lab 7B

old lab

Image Analysis; ScanAlyze tutorial & hw (Michael Bauer); Read before class: Stekel chap. 4 and (ScanAlyze



ScanAlyze HW and tutorial lab, due W. Sept. 10

Ser. #3. lab2B

old lab

2008: student demos of lab assignments; Statistics guest speaker;

Final project report and presentation due Dec. 10, 2009

lab12B, ser #25a

old lab

Experimental design: Stekel chap. 10; 2008: seminar report

Reading before class: Stekel chap. 10

Ser. #24, lab11B

old lab

Analysis of rel. of genes, tissues/treatment (X. Xu)[about 1 hr.]; significance analysis of MA (SAM) and cluster analysis (Vinay); 2008: report on seminar instead

Stekel chap. 8,;; Cluster analysis and sig. testing/gene identification using SAM, due 11/5/08

Ser. # 16, lab 8B

old lab

Mechanisms, Function & Pathway Analysis (Dr. Wong); Pathway analysis (Vinay); 2008: seminar report; Reading before class:,;

HW on Mechanisms, Function/Path. Analysis, due W Nov. 19

Ser. #22, lab10B

old lab

Classification analysis (Vinay); Classification (Dr. Mariofanna Milanova); 2008: seminar report

Read before class: Stekel chap. 9;; Classification HW, due 11/12/08

Ser. #18, Lab 9B

old lab

DNA extraction demo
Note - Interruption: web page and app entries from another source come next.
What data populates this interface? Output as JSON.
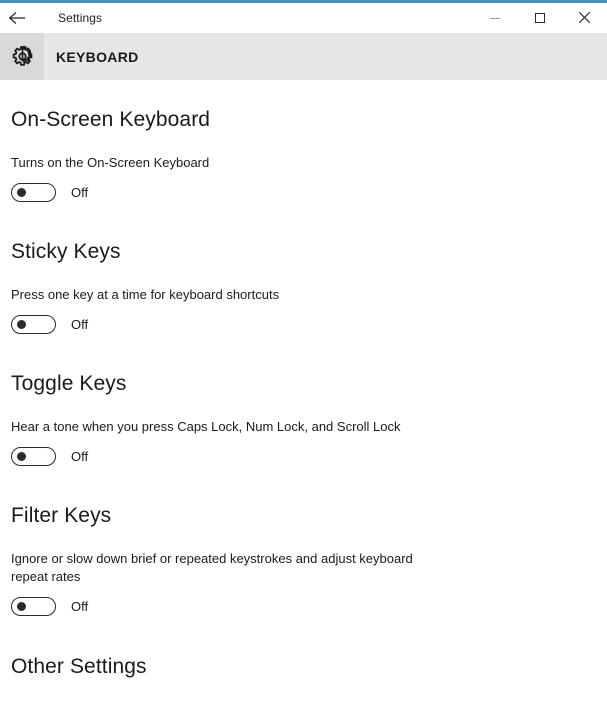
{
  "window": {
    "accent_color": "#4a8db7",
    "titlebar": {
      "back_label": "Back",
      "back_icon": "arrow-left-icon",
      "title": "Settings",
      "minimize_label": "Minimize",
      "maximize_label": "Maximize",
      "close_label": "Close"
    }
  },
  "header": {
    "icon": "gear-icon",
    "title": "KEYBOARD",
    "band_color": "#e6e6e6",
    "icon_box_color": "#d9d9d9"
  },
  "sections": [
    {
      "heading": "On-Screen Keyboard",
      "description": "Turns on the On-Screen Keyboard",
      "toggle": {
        "state": "Off",
        "checked": false
      }
    },
    {
      "heading": "Sticky Keys",
      "description": "Press one key at a time for keyboard shortcuts",
      "toggle": {
        "state": "Off",
        "checked": false
      }
    },
    {
      "heading": "Toggle Keys",
      "description": "Hear a tone when you press Caps Lock, Num Lock, and Scroll Lock",
      "toggle": {
        "state": "Off",
        "checked": false
      }
    },
    {
      "heading": "Filter Keys",
      "description": "Ignore or slow down brief or repeated keystrokes and adjust keyboard repeat rates",
      "toggle": {
        "state": "Off",
        "checked": false
      }
    },
    {
      "heading": "Other Settings"
    }
  ]
}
ArrayTrack HW emailed out Nov 16, due Nov. 28

Ser. #26b

old lab

bioinformatics career survey introduction, results (, and analysis (; Bioinformatics_Career_Survey_2008_Results)  

 Assignment: in this lab session, analyze the data and present your results


old lecture

Automatic processing of biological texts (Ser. # 29, lecture 15); Chapter C in Westhead et al. (biological formats and databases) Ser. #4, lecture2; student contributions; transcription codon poster talks; Tools (by 4445 students); Annotation (by students); biotech futures (e.g. Includes but not limited to: "Edge hosted an amazing session that described the looming future of biology — this is for the real futurists. It featured George Church and Craig Venter talking about synthetic genomics — how we're building new organisms right now and with presentiments for radical prospects in the future... There are six hours of video there"); review for final

HW 13; HW14 (like a final)


old lab

Array/Track workshop (Drs. Weida Tong and Fang) Lab3B, Ser. #6

Read to prepare:; toxicoinformatics/ArrayTrack


old lecture

Chapter D and section E1 in Westhead et al. (searching for sequences; alignment); more alignment (Ser. #7, lecture 3)